Claims of maintenance and safety issues at Regional Express (Rex) are unfounded, according to the federal government's airline safety regulator.
After a month-long investigation, and following a week of widespread media scrutiny, on Saturday, July 6 the Civil Aviation Safety Authority (CASA) confirmed it had no issues with the safety of the company's aircraft.
Its investigation began after a complaint by the Australian Licenced Aircraft Engineers' Association (ALAEA) to CASA in May alleged maintenance issues at the airline, including eight examples of what it considered to be "serious non-compliance" involving former and current employees over several years.
Earlier this month Rex's chief operating officer Neville Howell claimed the accusations had been raised by "a disgruntled engineer and his union, first to the Fair Work Commission and then to CASA".
READ MORE: Safety culture not lacking, says Rex
In its statement clearing the company on the weekend, CASA said it had conducted a two-day audit of the Rex Wagga maintenance facility earlier this month.
It said all management and staff spoken to felt confident in reporting maintenance errors or defects and they indicated the company operated according to the "just culture" principles.
"CASA will carefully assess the information obtained in the course of the audit against the requirements of the applicable civil aviation legislation," it reads.
"Although it normally takes up to 21 days to finalise an audit report of this kind, CASA is expediting the completion of this report."
The authority also examined a video that purported to show rust on the propeller shaft of an aircraft owned by the airline, but CASA said on the basis of an assessment of information provided by Rex it had no concerns about the airworthiness of the aircraft.
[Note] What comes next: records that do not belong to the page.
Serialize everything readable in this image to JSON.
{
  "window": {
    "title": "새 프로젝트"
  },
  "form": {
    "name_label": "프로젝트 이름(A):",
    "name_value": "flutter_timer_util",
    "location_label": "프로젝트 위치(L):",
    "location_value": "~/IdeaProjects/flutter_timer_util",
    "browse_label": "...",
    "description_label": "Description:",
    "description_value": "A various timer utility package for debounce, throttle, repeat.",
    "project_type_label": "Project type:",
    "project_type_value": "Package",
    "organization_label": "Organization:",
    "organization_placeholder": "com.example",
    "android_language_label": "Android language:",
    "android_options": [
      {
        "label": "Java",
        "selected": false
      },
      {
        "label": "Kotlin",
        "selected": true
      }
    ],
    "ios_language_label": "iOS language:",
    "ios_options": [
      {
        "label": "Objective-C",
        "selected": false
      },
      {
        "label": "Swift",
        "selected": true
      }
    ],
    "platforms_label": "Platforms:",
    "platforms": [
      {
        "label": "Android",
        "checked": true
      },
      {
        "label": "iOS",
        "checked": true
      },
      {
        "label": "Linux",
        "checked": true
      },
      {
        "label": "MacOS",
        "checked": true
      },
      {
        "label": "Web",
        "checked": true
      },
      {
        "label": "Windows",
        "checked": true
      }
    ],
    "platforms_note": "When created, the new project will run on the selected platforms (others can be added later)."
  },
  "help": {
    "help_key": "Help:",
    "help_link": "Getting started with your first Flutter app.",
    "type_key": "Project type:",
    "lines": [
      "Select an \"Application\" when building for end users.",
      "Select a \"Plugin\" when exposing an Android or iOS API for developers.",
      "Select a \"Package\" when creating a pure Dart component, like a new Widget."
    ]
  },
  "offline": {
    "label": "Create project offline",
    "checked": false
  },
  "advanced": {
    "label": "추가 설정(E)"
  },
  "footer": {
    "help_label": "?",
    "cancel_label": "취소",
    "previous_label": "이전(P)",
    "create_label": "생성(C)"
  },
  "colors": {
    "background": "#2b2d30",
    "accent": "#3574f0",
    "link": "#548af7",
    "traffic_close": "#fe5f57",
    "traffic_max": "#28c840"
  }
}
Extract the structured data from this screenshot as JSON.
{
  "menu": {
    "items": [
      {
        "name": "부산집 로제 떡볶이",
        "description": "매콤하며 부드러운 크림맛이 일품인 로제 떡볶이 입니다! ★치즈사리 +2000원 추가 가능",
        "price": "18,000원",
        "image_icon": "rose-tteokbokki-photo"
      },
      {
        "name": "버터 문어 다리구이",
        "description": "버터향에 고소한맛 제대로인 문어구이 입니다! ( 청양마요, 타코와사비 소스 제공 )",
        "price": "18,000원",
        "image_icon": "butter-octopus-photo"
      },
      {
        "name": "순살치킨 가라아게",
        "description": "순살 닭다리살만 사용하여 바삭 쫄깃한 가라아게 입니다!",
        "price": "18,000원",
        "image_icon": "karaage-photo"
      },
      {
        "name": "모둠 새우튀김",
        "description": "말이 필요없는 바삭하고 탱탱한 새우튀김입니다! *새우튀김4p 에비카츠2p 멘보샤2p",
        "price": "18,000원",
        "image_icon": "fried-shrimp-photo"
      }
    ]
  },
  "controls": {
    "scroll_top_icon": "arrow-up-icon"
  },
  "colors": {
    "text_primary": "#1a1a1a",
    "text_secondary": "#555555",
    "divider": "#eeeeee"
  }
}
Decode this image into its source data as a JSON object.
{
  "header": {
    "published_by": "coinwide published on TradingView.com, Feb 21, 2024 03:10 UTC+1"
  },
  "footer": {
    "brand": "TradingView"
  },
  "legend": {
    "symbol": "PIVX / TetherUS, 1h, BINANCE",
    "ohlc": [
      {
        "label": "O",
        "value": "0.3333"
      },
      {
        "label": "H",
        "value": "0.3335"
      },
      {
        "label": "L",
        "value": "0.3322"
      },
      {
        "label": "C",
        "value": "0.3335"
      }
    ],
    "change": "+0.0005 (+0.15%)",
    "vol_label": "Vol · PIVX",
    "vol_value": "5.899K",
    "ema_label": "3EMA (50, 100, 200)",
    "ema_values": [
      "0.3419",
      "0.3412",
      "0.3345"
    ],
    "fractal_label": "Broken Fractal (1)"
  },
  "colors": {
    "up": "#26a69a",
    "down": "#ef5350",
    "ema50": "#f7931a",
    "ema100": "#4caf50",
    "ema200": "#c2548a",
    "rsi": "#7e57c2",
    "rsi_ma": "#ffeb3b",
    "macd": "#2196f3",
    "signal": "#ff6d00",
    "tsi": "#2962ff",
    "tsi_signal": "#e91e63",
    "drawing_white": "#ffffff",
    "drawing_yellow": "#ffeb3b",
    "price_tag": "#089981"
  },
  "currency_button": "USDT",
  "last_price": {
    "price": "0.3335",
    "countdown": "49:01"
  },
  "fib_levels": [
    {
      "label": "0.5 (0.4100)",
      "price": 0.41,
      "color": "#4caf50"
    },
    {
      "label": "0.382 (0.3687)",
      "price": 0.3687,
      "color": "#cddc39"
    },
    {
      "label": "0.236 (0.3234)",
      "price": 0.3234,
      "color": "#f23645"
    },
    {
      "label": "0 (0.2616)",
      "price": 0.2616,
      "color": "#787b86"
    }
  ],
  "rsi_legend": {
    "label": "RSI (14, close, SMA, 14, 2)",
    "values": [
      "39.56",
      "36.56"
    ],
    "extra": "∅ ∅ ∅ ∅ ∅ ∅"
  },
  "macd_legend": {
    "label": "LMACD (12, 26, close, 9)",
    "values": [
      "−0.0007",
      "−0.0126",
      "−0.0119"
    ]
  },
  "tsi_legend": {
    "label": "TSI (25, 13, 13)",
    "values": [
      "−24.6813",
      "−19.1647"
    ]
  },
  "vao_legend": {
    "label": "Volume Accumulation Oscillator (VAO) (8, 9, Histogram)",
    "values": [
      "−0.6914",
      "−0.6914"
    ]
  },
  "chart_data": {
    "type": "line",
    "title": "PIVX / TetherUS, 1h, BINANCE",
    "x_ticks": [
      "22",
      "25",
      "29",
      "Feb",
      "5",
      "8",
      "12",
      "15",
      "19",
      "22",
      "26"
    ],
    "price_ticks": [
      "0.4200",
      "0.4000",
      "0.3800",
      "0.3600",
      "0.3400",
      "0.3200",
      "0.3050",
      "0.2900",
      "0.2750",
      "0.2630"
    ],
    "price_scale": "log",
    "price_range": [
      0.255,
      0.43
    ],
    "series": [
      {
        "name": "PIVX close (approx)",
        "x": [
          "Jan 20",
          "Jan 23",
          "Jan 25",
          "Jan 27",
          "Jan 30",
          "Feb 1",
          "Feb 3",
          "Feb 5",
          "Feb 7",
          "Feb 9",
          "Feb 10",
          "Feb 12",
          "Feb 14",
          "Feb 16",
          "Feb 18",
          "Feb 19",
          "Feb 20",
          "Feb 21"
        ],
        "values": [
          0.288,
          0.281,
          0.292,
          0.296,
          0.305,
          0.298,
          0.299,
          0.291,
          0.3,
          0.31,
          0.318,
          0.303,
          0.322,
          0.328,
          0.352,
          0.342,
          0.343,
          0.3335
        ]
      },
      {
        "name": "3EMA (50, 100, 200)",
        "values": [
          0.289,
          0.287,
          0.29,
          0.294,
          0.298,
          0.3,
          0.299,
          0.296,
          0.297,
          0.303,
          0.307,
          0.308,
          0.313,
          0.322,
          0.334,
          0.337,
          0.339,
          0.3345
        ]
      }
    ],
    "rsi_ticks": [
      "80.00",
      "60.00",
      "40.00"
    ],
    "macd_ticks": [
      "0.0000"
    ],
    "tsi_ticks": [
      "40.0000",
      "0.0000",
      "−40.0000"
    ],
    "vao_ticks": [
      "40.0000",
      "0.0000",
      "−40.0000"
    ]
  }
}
In a media release, Rex welcomed the all-clear.
It said even though CASA had acknowledged the "effectiveness and high standards" of its safety management system and safety culture after auditing Rex five times since February 2018, the authority had to be given credit for the effort and resources used to examine the recent allegations.
"CASA conducted their investigations in a prompt, comprehensive and responsible manner that should leave no doubt with regard to the safety of Rex flights in the minds of regional passengers, many of whom depend exclusively on Rex for their medical, educational and professional travelling needs," it said.
Rex also criticised some media outlets for "malicious attacks on its airline safety record".
"Not only could such disgraceful acts be capable of seriously damaging Rex but it could also result in, if Rex had been forced to cease flying, many remote and rural regional communities permanently losing air services that are critical for their socio-economic needs," it reads.